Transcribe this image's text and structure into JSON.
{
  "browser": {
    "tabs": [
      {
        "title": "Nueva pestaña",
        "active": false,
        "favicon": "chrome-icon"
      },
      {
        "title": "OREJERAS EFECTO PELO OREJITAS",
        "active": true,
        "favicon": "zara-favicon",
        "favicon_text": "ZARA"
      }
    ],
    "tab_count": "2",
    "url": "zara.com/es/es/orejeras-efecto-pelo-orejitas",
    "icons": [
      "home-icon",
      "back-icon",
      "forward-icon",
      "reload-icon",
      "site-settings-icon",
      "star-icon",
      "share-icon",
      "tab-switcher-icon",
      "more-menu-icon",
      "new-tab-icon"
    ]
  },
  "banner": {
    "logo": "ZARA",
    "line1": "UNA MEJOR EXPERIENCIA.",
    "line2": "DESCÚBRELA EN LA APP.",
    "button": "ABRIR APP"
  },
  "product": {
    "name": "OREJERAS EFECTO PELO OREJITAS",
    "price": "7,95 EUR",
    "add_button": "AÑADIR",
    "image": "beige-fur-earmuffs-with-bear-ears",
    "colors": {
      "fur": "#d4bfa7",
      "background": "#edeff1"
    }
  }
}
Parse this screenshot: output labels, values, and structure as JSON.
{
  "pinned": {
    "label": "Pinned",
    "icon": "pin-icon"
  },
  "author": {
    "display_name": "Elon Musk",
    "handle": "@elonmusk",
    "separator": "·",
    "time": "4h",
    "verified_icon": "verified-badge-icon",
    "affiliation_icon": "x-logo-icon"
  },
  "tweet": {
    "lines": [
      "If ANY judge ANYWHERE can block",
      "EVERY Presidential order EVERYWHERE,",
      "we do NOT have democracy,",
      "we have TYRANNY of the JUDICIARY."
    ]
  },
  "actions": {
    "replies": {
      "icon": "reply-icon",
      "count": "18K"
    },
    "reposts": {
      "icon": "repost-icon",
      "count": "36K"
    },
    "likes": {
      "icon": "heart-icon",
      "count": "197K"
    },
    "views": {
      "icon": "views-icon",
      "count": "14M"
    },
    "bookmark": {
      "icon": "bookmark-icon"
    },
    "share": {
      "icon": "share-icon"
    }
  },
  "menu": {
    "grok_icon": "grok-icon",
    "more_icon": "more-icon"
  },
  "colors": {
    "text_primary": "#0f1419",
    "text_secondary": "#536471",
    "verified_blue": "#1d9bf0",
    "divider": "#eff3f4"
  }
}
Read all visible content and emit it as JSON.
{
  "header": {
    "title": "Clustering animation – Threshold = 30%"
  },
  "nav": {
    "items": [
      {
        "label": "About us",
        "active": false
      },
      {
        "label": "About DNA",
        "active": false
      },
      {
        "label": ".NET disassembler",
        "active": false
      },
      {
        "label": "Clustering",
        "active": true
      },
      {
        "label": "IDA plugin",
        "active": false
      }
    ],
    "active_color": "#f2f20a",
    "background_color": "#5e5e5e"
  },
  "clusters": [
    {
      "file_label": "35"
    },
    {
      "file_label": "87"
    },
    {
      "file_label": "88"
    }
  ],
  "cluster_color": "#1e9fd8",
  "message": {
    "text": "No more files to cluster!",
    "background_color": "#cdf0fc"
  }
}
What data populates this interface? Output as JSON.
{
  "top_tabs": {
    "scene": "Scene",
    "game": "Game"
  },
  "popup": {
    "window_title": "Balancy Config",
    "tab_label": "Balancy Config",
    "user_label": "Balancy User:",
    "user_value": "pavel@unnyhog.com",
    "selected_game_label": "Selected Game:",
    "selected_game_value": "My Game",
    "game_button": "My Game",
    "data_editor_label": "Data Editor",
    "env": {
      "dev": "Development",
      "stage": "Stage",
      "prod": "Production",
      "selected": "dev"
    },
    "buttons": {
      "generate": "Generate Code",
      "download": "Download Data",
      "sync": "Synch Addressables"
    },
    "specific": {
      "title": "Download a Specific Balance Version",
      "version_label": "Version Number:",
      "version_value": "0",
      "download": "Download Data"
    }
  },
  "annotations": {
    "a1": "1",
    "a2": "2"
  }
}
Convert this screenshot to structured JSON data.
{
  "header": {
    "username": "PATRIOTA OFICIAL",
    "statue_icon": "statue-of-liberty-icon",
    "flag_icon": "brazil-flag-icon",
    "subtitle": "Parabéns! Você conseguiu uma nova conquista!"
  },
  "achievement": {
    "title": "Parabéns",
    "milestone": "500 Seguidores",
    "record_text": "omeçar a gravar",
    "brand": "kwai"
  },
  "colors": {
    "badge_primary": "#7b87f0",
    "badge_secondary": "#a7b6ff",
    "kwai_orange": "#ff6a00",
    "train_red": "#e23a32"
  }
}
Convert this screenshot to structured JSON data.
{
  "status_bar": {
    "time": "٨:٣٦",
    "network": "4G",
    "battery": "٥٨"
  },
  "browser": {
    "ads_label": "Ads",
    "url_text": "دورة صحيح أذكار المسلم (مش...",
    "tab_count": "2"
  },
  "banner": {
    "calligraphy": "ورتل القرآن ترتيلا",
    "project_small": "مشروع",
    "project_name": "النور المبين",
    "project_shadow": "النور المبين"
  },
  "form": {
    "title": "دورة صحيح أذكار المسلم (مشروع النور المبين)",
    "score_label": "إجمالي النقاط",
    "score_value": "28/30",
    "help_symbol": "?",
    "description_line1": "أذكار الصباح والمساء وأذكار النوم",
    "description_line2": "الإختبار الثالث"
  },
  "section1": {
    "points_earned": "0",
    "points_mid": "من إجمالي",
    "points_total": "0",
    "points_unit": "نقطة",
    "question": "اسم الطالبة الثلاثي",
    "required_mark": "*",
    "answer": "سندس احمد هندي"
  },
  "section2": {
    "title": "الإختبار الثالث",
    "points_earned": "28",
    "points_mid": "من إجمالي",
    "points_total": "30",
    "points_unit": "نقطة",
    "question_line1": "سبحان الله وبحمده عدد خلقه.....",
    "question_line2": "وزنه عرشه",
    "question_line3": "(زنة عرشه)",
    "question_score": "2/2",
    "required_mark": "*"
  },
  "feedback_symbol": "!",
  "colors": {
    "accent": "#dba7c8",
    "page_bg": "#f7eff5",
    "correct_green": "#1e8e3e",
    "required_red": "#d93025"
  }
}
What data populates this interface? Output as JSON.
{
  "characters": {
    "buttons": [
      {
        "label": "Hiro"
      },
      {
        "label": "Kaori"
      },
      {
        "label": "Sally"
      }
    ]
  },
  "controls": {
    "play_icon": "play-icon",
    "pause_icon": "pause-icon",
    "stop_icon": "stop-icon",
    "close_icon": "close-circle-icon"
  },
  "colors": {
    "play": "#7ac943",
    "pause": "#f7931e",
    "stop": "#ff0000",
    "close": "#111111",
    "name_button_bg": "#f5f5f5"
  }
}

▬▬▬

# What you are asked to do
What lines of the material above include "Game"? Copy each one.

# Exercise response
    "game": "Game"
    "selected_game_label": "Selected Game:",
    "selected_game_value": "My Game",
    "game_button": "My Game",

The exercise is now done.